··· Exercise material ···
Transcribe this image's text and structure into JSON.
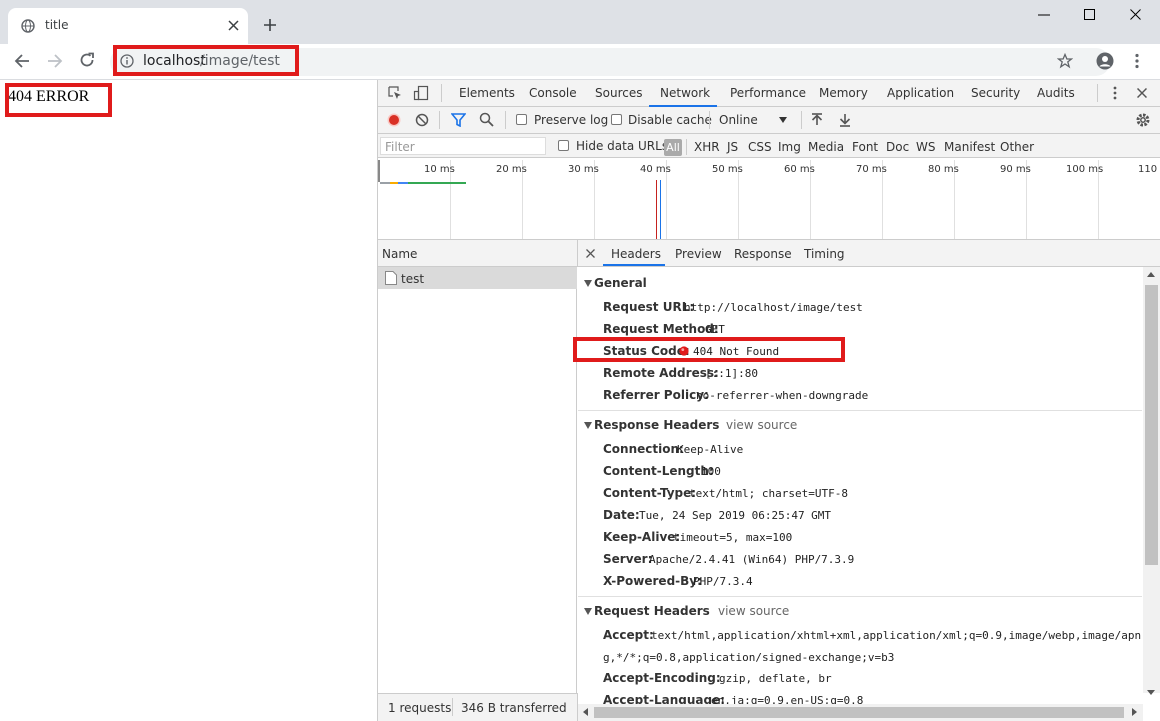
{
  "browser": {
    "tab_title": "title",
    "url_host": "localhost",
    "url_path": "/image/test"
  },
  "page": {
    "text": "404 ERROR"
  },
  "devtools": {
    "tabs": [
      "Elements",
      "Console",
      "Sources",
      "Network",
      "Performance",
      "Memory",
      "Application",
      "Security",
      "Audits"
    ],
    "active_tab": "Network",
    "toolbar": {
      "preserve_log": "Preserve log",
      "disable_cache": "Disable cache",
      "throttle": "Online"
    },
    "filter": {
      "placeholder": "Filter",
      "hide_data_urls": "Hide data URLs",
      "types": [
        "All",
        "XHR",
        "JS",
        "CSS",
        "Img",
        "Media",
        "Font",
        "Doc",
        "WS",
        "Manifest",
        "Other"
      ]
    },
    "timeline_ticks": [
      "10 ms",
      "20 ms",
      "30 ms",
      "40 ms",
      "50 ms",
      "60 ms",
      "70 ms",
      "80 ms",
      "90 ms",
      "100 ms",
      "110"
    ],
    "name_header": "Name",
    "requests": [
      {
        "name": "test"
      }
    ],
    "status_bar": {
      "requests": "1 requests",
      "transferred": "346 B transferred"
    },
    "detail_tabs": [
      "Headers",
      "Preview",
      "Response",
      "Timing"
    ],
    "general": {
      "title": "General",
      "rows": [
        {
          "key": "Request URL:",
          "value": "http://localhost/image/test"
        },
        {
          "key": "Request Method:",
          "value": "GET"
        },
        {
          "key": "Status Code:",
          "value": "404 Not Found"
        },
        {
          "key": "Remote Address:",
          "value": "[::1]:80"
        },
        {
          "key": "Referrer Policy:",
          "value": "no-referrer-when-downgrade"
        }
      ]
    },
    "response_headers": {
      "title": "Response Headers",
      "view_source": "view source",
      "rows": [
        {
          "key": "Connection:",
          "value": "Keep-Alive"
        },
        {
          "key": "Content-Length:",
          "value": "100"
        },
        {
          "key": "Content-Type:",
          "value": "text/html; charset=UTF-8"
        },
        {
          "key": "Date:",
          "value": "Tue, 24 Sep 2019 06:25:47 GMT"
        },
        {
          "key": "Keep-Alive:",
          "value": "timeout=5, max=100"
        },
        {
          "key": "Server:",
          "value": "Apache/2.4.41 (Win64) PHP/7.3.9"
        },
        {
          "key": "X-Powered-By:",
          "value": "PHP/7.3.4"
        }
      ]
    },
    "request_headers": {
      "title": "Request Headers",
      "view_source": "view source",
      "rows": [
        {
          "key": "Accept:",
          "value": "text/html,application/xhtml+xml,application/xml;q=0.9,image/webp,image/apn",
          "value_cont": "g,*/*;q=0.8,application/signed-exchange;v=b3"
        },
        {
          "key": "Accept-Encoding:",
          "value": "gzip, deflate, br"
        },
        {
          "key": "Accept-Language:",
          "value": "en,ja;q=0.9,en-US;q=0.8"
        }
      ]
    }
  },
  "colors": {
    "highlight": "#e01b1b",
    "status_error": "#e01b1b",
    "accent": "#1a73e8"
  }
}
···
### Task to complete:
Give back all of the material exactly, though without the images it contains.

### Answer space:
Transcribe this image's text and structure into JSON.
{
  "browser": {
    "tab_title": "title",
    "url_host": "localhost",
    "url_path": "/image/test"
  },
  "page": {
    "text": "404 ERROR"
  },
  "devtools": {
    "tabs": [
      "Elements",
      "Console",
      "Sources",
      "Network",
      "Performance",
      "Memory",
      "Application",
      "Security",
      "Audits"
    ],
    "active_tab": "Network",
    "toolbar": {
      "preserve_log": "Preserve log",
      "disable_cache": "Disable cache",
      "throttle": "Online"
    },
    "filter": {
      "placeholder": "Filter",
      "hide_data_urls": "Hide data URLs",
      "types": [
        "All",
        "XHR",
        "JS",
        "CSS",
        "Img",
        "Media",
        "Font",
        "Doc",
        "WS",
        "Manifest",
        "Other"
      ]
    },
    "timeline_ticks": [
      "10 ms",
      "20 ms",
      "30 ms",
      "40 ms",
      "50 ms",
      "60 ms",
      "70 ms",
      "80 ms",
      "90 ms",
      "100 ms",
      "110"
    ],
    "name_header": "Name",
    "requests": [
      {
        "name": "test"
      }
    ],
    "status_bar": {
      "requests": "1 requests",
      "transferred": "346 B transferred"
    },
    "detail_tabs": [
      "Headers",
      "Preview",
      "Response",
      "Timing"
    ],
    "general": {
      "title": "General",
      "rows": [
        {
          "key": "Request URL:",
          "value": "http://localhost/image/test"
        },
        {
          "key": "Request Method:",
          "value": "GET"
        },
        {
          "key": "Status Code:",
          "value": "404 Not Found"
        },
        {
          "key": "Remote Address:",
          "value": "[::1]:80"
        },
        {
          "key": "Referrer Policy:",
          "value": "no-referrer-when-downgrade"
        }
      ]
    },
    "response_headers": {
      "title": "Response Headers",
      "view_source": "view source",
      "rows": [
        {
          "key": "Connection:",
          "value": "Keep-Alive"
        },
        {
          "key": "Content-Length:",
          "value": "100"
        },
        {
          "key": "Content-Type:",
          "value": "text/html; charset=UTF-8"
        },
        {
          "key": "Date:",
          "value": "Tue, 24 Sep 2019 06:25:47 GMT"
        },
        {
          "key": "Keep-Alive:",
          "value": "timeout=5, max=100"
        },
        {
          "key": "Server:",
          "value": "Apache/2.4.41 (Win64) PHP/7.3.9"
        },
        {
          "key": "X-Powered-By:",
          "value": "PHP/7.3.4"
        }
      ]
    },
    "request_headers": {
      "title": "Request Headers",
      "view_source": "view source",
      "rows": [
        {
          "key": "Accept:",
          "value": "text/html,application/xhtml+xml,application/xml;q=0.9,image/webp,image/apn",
          "value_cont": "g,*/*;q=0.8,application/signed-exchange;v=b3"
        },
        {
          "key": "Accept-Encoding:",
          "value": "gzip, deflate, br"
        },
        {
          "key": "Accept-Language:",
          "value": "en,ja;q=0.9,en-US;q=0.8"
        }
      ]
    }
  },
  "colors": {
    "highlight": "#e01b1b",
    "status_error": "#e01b1b",
    "accent": "#1a73e8"
  }
}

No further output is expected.